During spring training in February, Henry and Werner refuted reports that Lucchino’s role was being reduced to allow Michael Gordon, president of the Fenway Sports Group and the second-biggest shareholder on the team, a greater voice. Speculation grew when a masthead on the team’s website listed Gordon above Lucchino. Werner labeled that a “mistake,” and it was subsequently amended.
“I can understand the interest in palace intrigue, but there isn’t very much palace intrigue to report,” Lucchino said at the time. “Mike’s role has evolved over time, and he plays a very helpful role.”
Lucchino acknowledged at the time that he envisioned taking a lesser role.
“At some point, I’m going to slow down, but we’ll just take it year by year, which is what we’ve been doing the last few years,” he said. “Scale back appeals to me. Dropping off the face of the earth doesn’t.”
Gordon, whom Lucchino cited for his role in negotiating a long-term contract for second baseman Dustin Pedroia, remains a key adviser on baseball matters, sources said, and is expected to serve as a sounding board for Kennedy, 42. Lucchino clashed with former Red Sox general manager Theo Epstein, who abruptly resigned in November 2005. As a condition of Epstein’s return to the club a few months later, Lucchino played a lesser role in the baseball decision-making process.
When Epstein departed for the Chicago Cubs after the 2011 season, Lucchino played a central role in the naming of his successor, Ben Cherington, and initiated the process that led to the 2012 hiring of Bobby Valentine as the team’s manager. The club finished in last place that season, and Lucchino helped negotiate John Farrell’s release from his contract with the Toronto Blue Jays so Farrell could become manager of the Red Sox in 2013. That season ended with the team’s third World Series title in 10 years.
“Any money decision involving a player move still went through Larry on the way up to John,” an industry source said Saturday.
In spring training, Lucchino announced he was part of a 10-member group that purchased the Pawtucket Red Sox, the team’s Triple-A franchise, with the intention of building a new ballpark in Providence, Rhode Island.
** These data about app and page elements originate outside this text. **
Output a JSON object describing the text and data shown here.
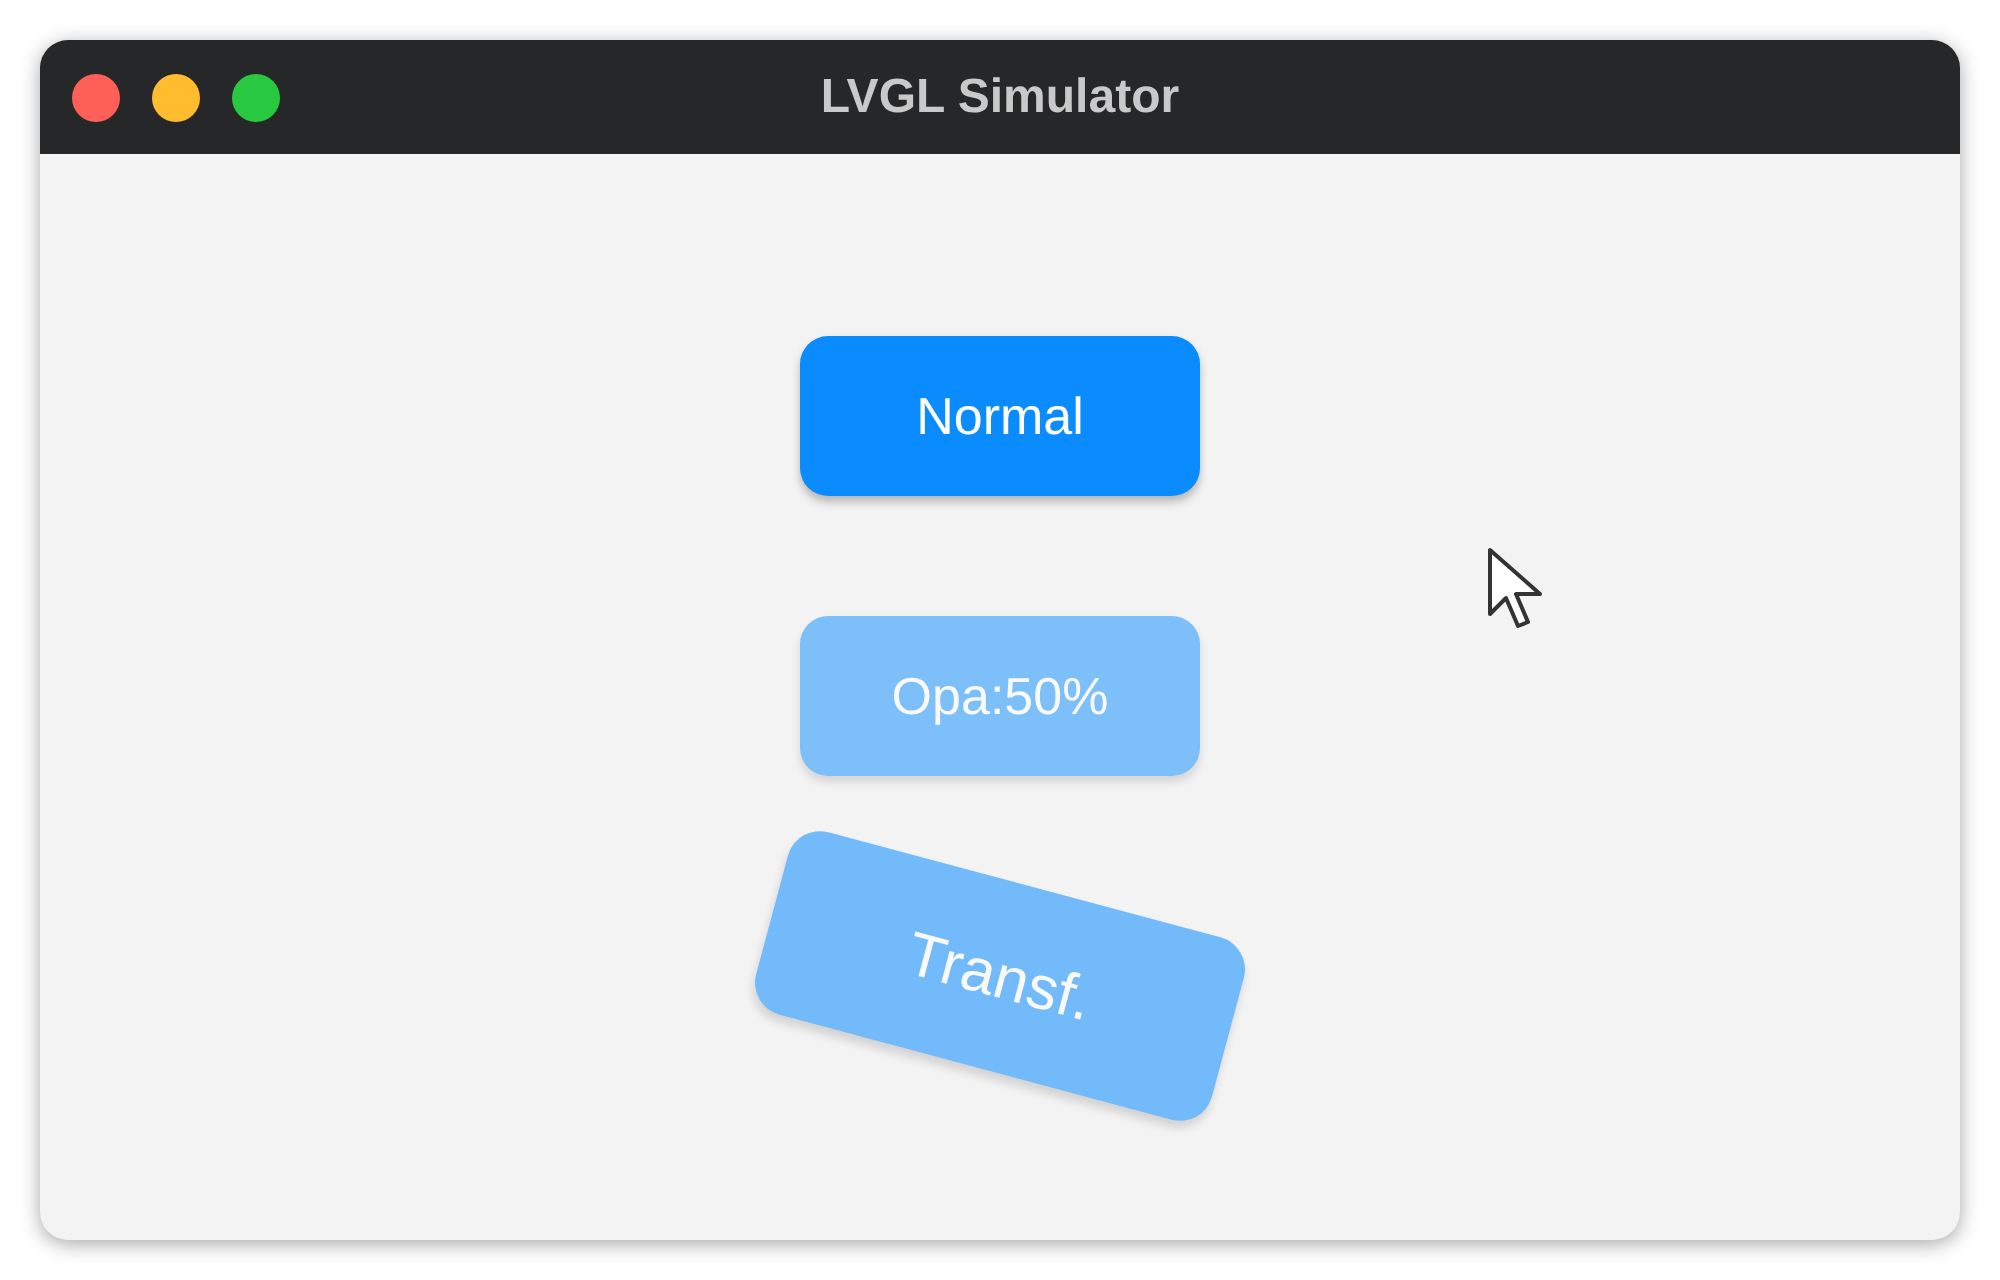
{
  "window": {
    "title": "LVGL Simulator"
  },
  "buttons": [
    {
      "label": "Normal",
      "kind": "normal"
    },
    {
      "label": "Opa:50%",
      "kind": "translucent"
    },
    {
      "label": "Transf.",
      "kind": "transformed"
    }
  ]
}
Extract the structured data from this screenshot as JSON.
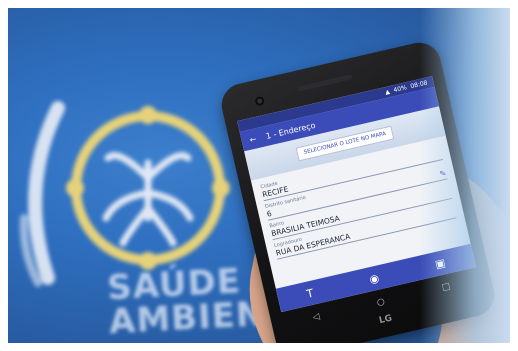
{
  "background": {
    "wall_text": [
      "SAÚDE",
      "AMBIENTAL"
    ],
    "colors": {
      "wall_blue": "#2f6fc0",
      "logo_yellow": "#e6d27a",
      "logo_white": "#e9eef7"
    }
  },
  "phone": {
    "brand": "LG",
    "status": {
      "battery": "40%",
      "time": "08:08"
    },
    "app_bar": {
      "back_icon": "arrow-left-icon",
      "title": "1 - Endereço"
    },
    "map_button": "SELECIONAR O LOTE NO MAPA",
    "fields": [
      {
        "label": "Cidade",
        "value": "RECIFE"
      },
      {
        "label": "Distrito sanitário",
        "value": "6"
      },
      {
        "label": "Bairro",
        "value": "BRASILIA TEIMOSA"
      },
      {
        "label": "Logradouro",
        "value": "RUA DA ESPERANCA"
      }
    ],
    "actions": [
      "text-icon",
      "camera-icon",
      "gallery-icon"
    ],
    "nav": [
      "back-icon",
      "home-icon",
      "recents-icon"
    ],
    "colors": {
      "primary": "#3b4cb8",
      "statusbar": "#2b3a8f"
    }
  }
}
In May, new Pawtucket president James S. Skeffington, a prominent Rhode Island attorney who had previously served as the Red Sox’s lead counsel on real estate development, died of a heart attack at age 73.
Since then, Lucchino has been spending more time dealing with Pawtucket issues. He was offered a significant role with the organizers of the Boston 2024 Olympic bid, but he declined and accepted an advisory position instead.
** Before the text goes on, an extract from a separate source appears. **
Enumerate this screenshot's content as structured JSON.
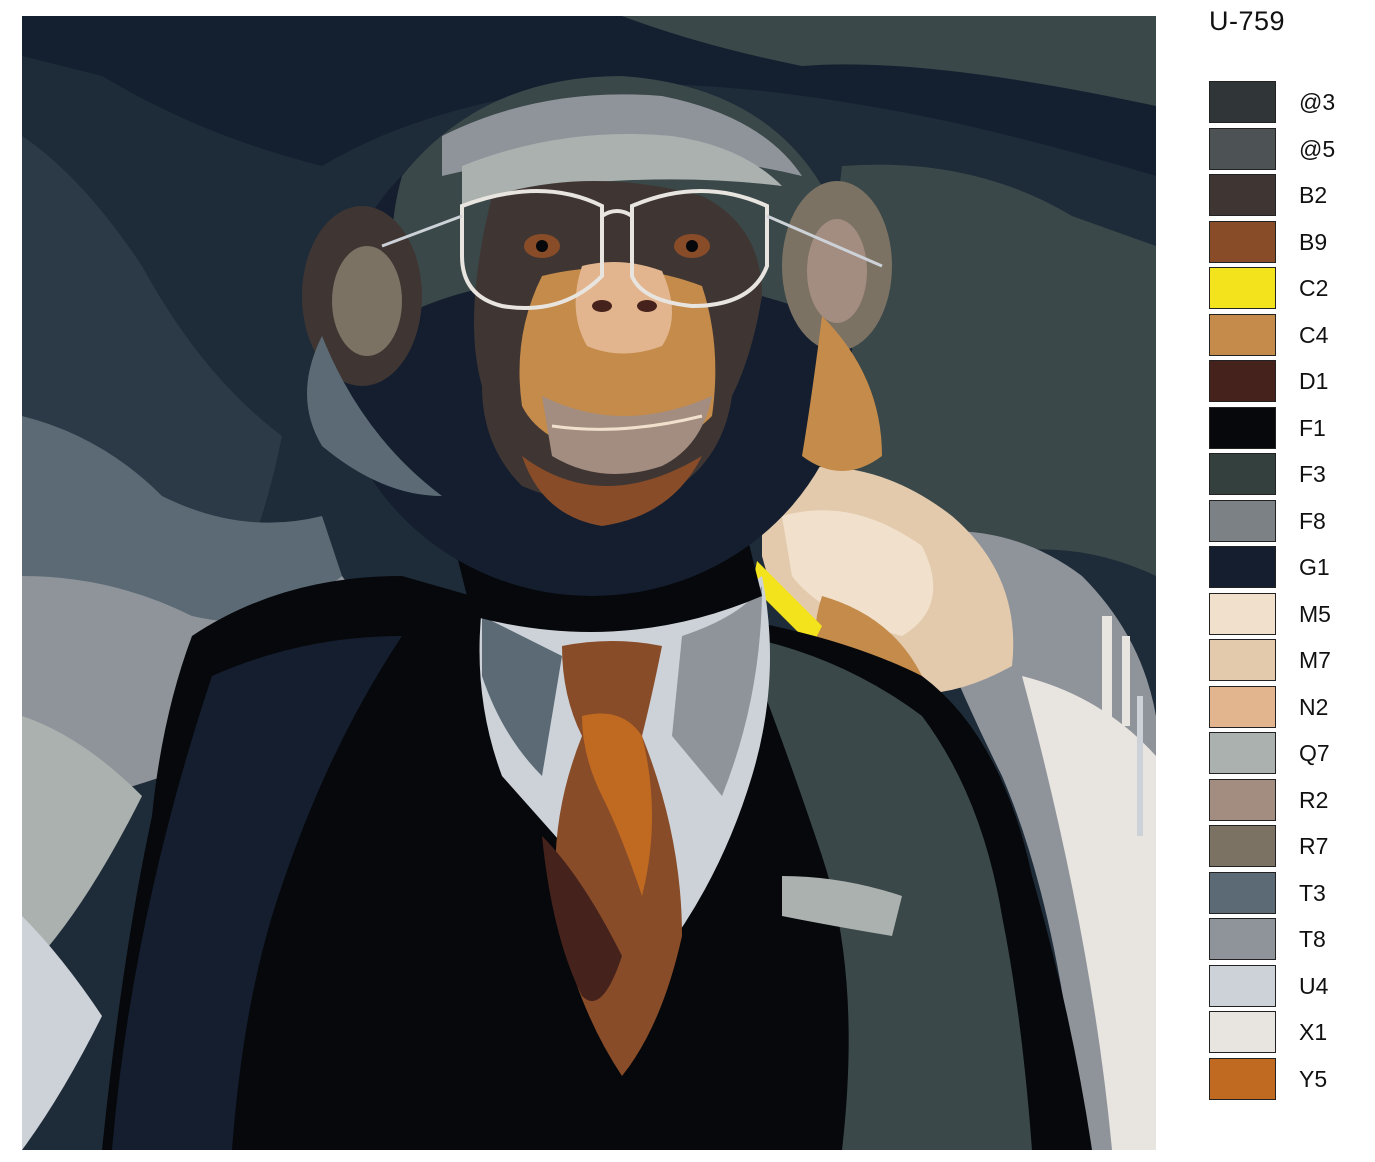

The building of a new stadium for Pawtucket was the type of project tailor-made for Lucchino, who oversaw the building of Oriole Park at Camden Yards, the retro-style prototype for a wave of big league stadiums built in the past two decades. He also was involved in the planning of San Diego’s Petco Park, which opened in 2004, three years after he left as CEO of the Padres, and he was a guiding force in the extensive renovations of Fenway Park, which previous Red Sox ownership had labeled antiquated and in need of replacement.
The Red Sox have set an attendance record in each of Lucchino’s 13 seasons with the club, and the team makes millions from tours of the ballpark, which has undergone a remarkable transformation, most strikingly with the placement of seats on the Green Monster.
Lucchino was an attorney whose involvement in sports can be traced to his long association with famous trial attorney Edward Bennett Williams, who was the owner of the Washington Redskins when Lucchino became the team’s general counsel and a member of the team’s board of directors from 1979 to 1985. Lucchino often has cited Williams as his mentor, and he adopted Williams’ philosophy of “contested living.” When Williams bought the Orioles in 1979, Lucchino became the team’s vice president and general counsel before he was promoted to president in 1988.
A native of Pittsburgh, Lucchino was a teammate of Bill Bradley, the former New York Knick and U.S. Senator, when Princeton went to the Final Four in 1965. He has a Final Four watch from that season, a Super Bowl ring from his time with the Redskins (1983) and four World Series rings.